'''
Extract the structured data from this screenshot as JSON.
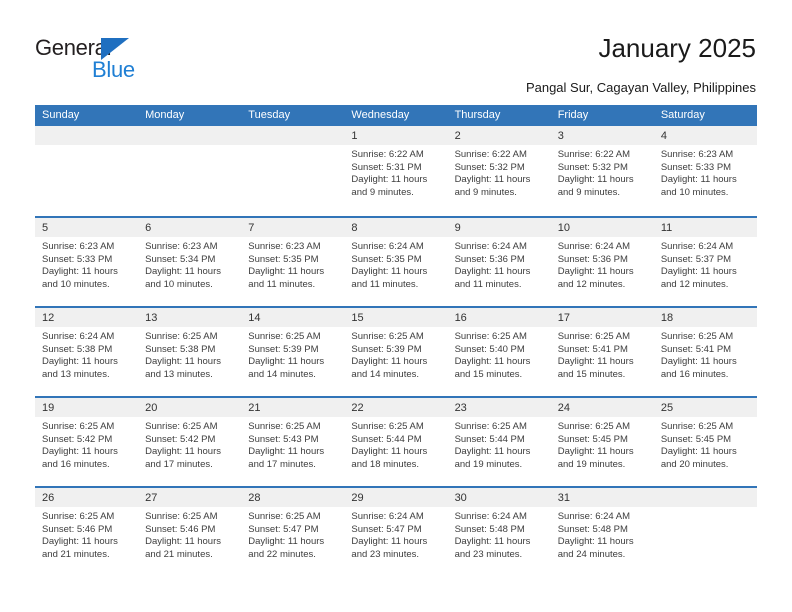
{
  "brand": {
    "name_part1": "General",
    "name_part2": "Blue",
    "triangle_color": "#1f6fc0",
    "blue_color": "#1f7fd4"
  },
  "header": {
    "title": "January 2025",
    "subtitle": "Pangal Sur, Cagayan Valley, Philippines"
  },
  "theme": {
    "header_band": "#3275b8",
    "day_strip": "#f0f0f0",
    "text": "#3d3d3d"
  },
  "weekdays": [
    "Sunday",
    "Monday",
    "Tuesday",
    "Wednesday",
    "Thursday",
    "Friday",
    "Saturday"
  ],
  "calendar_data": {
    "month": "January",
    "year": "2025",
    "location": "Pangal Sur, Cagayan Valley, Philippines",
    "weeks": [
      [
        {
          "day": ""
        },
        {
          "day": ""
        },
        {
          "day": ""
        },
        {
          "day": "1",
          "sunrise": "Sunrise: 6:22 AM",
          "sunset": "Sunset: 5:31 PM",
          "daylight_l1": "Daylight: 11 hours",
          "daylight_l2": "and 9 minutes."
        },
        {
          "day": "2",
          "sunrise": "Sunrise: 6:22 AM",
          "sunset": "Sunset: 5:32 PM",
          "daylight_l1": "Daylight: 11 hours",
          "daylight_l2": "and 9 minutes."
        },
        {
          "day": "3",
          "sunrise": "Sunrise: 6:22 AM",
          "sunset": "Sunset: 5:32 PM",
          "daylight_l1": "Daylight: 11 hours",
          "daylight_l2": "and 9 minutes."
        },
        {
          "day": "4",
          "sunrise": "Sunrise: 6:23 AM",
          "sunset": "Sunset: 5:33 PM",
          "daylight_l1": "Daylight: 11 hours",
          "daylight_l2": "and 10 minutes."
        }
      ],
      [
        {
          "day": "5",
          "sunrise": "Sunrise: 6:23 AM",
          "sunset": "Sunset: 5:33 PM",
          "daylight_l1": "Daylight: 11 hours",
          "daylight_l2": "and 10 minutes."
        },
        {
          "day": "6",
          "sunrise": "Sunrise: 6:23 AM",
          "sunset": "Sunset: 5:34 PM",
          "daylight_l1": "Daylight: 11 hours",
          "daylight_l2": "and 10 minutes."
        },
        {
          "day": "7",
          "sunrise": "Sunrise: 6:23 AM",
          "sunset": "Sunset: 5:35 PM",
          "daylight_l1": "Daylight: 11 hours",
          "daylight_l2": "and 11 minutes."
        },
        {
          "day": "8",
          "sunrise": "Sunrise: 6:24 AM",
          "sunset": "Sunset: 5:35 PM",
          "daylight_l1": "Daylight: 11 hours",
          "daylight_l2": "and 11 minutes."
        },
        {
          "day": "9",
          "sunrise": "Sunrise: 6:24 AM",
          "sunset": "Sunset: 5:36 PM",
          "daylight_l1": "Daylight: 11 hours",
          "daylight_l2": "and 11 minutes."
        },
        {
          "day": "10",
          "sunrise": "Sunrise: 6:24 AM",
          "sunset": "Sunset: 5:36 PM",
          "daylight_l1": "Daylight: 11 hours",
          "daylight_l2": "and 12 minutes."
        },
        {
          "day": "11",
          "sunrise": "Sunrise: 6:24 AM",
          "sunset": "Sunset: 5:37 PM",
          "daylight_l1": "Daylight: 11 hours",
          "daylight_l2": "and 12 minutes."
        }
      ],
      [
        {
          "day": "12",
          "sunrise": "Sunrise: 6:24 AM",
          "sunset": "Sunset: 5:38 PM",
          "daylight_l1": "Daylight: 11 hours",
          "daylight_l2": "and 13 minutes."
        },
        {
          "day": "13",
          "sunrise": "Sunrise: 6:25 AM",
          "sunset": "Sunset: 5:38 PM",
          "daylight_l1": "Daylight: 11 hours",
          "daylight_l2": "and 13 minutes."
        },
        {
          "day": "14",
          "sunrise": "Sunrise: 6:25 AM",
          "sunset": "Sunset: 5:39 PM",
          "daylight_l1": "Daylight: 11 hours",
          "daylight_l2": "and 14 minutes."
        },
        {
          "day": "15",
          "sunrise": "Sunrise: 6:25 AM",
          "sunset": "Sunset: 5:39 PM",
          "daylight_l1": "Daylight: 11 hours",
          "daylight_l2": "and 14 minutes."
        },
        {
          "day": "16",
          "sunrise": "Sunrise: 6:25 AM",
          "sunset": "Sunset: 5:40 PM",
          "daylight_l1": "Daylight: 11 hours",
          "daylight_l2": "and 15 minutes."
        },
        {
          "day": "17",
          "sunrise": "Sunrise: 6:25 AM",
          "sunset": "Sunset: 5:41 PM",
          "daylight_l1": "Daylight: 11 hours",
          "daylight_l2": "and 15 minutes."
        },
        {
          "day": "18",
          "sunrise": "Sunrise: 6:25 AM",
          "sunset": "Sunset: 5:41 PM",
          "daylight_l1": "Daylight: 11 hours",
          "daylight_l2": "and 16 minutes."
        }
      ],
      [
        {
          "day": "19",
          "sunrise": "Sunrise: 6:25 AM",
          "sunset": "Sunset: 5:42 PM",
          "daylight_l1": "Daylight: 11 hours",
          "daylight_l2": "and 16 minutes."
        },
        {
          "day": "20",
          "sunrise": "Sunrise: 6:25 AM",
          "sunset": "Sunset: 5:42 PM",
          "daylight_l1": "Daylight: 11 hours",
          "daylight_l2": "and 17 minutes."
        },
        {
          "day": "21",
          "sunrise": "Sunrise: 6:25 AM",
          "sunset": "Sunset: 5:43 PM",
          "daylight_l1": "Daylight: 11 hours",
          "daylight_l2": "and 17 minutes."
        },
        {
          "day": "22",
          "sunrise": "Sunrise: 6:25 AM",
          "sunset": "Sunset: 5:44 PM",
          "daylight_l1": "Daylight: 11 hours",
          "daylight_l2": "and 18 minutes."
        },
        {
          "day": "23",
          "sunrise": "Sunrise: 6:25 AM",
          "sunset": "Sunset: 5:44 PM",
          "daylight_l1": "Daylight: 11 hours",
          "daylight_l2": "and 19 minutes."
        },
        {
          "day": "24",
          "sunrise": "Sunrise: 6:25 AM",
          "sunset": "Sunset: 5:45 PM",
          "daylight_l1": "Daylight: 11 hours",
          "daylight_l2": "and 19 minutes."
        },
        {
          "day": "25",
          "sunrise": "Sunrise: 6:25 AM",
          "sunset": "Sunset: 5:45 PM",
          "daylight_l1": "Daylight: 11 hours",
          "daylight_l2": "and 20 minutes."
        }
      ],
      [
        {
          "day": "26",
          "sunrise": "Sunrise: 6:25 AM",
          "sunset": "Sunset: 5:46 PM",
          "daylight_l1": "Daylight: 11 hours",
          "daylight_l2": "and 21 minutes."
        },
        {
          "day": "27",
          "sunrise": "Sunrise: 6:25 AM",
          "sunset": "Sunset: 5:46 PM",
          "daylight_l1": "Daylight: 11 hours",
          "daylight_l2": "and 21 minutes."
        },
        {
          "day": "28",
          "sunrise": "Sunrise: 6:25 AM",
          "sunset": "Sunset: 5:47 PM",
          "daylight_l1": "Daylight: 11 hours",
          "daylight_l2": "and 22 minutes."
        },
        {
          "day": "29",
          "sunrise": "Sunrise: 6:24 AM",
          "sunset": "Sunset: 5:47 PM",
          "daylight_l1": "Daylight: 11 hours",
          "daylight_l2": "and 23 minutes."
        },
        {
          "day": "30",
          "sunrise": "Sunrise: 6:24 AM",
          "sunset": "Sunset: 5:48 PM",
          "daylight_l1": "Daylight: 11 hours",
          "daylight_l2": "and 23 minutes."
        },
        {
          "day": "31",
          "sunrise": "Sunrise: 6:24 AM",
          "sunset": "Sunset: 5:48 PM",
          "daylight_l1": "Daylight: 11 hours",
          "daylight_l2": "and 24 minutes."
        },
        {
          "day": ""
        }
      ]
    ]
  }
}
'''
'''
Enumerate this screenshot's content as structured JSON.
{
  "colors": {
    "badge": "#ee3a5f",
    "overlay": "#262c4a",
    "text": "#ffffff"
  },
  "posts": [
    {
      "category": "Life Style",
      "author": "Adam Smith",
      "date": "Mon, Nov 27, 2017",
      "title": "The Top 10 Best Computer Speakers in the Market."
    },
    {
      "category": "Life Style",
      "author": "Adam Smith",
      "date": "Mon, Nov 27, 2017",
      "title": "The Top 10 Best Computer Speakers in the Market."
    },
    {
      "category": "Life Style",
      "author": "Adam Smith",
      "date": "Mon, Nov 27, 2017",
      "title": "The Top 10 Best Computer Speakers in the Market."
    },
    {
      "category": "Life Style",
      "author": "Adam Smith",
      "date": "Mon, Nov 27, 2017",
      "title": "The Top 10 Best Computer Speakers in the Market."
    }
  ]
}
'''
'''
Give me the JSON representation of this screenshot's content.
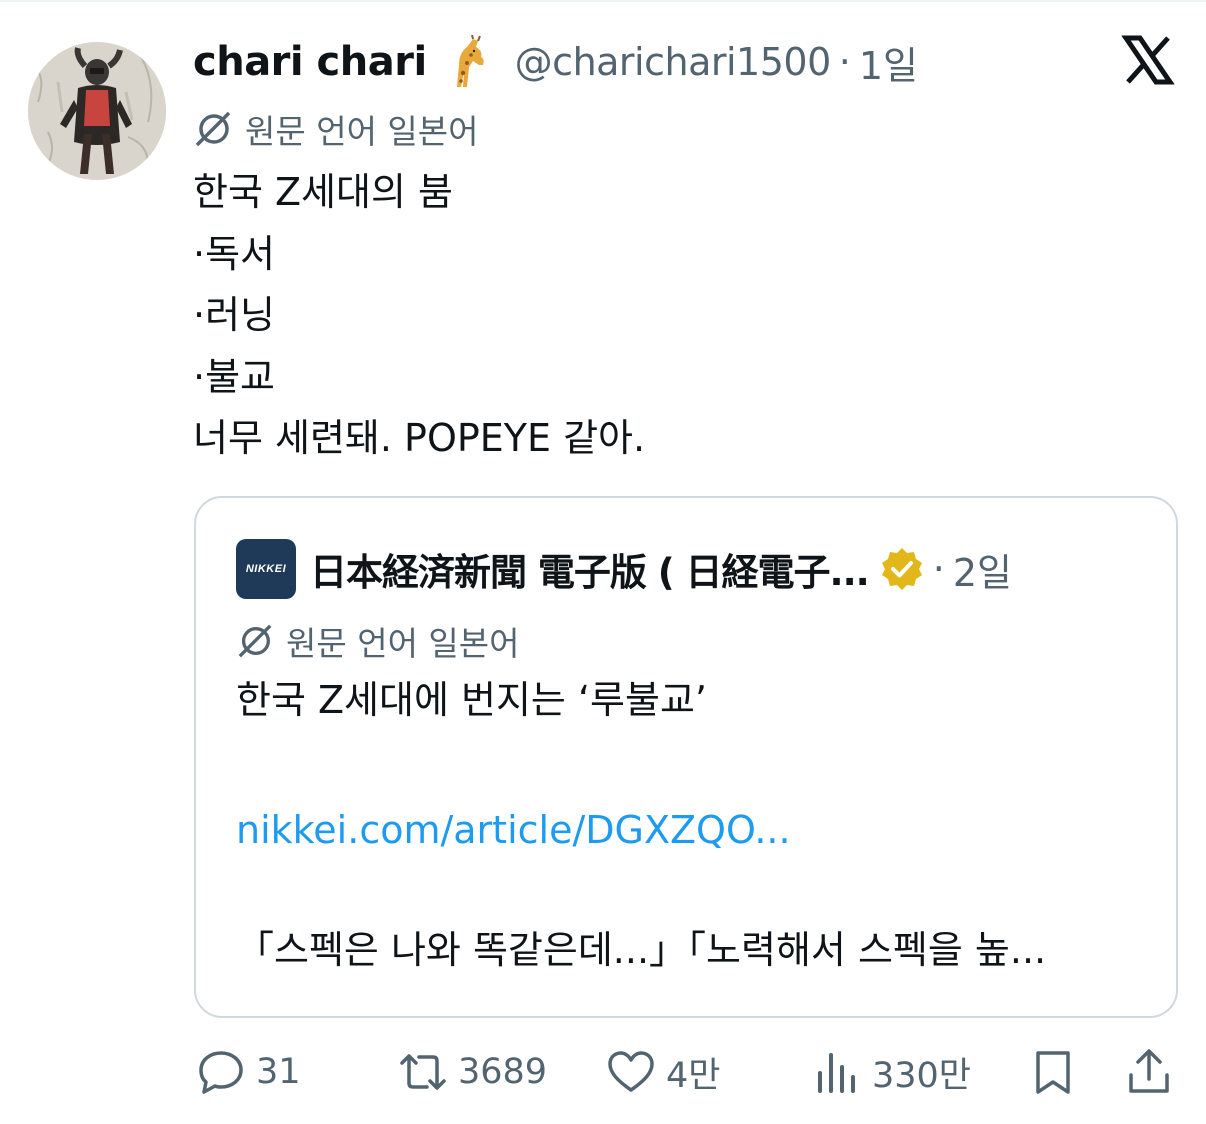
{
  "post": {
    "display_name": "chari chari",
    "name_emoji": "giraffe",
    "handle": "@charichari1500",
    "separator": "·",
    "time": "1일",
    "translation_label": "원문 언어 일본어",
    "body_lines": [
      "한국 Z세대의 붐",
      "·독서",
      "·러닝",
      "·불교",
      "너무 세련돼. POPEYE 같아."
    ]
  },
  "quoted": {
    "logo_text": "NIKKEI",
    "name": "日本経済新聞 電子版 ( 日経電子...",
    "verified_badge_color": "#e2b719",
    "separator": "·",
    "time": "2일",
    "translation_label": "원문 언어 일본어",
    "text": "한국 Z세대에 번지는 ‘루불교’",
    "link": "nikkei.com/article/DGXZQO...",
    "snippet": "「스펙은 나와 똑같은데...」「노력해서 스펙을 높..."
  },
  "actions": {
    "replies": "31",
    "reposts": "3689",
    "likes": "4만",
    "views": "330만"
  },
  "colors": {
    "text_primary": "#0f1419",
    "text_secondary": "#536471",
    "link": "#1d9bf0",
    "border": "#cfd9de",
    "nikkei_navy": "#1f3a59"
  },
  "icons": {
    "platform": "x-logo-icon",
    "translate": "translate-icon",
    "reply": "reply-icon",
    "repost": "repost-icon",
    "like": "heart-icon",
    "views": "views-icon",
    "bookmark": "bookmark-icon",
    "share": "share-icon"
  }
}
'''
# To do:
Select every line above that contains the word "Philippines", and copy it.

# Your response:
    "subtitle": "Pangal Sur, Cagayan Valley, Philippines"
    "location": "Pangal Sur, Cagayan Valley, Philippines",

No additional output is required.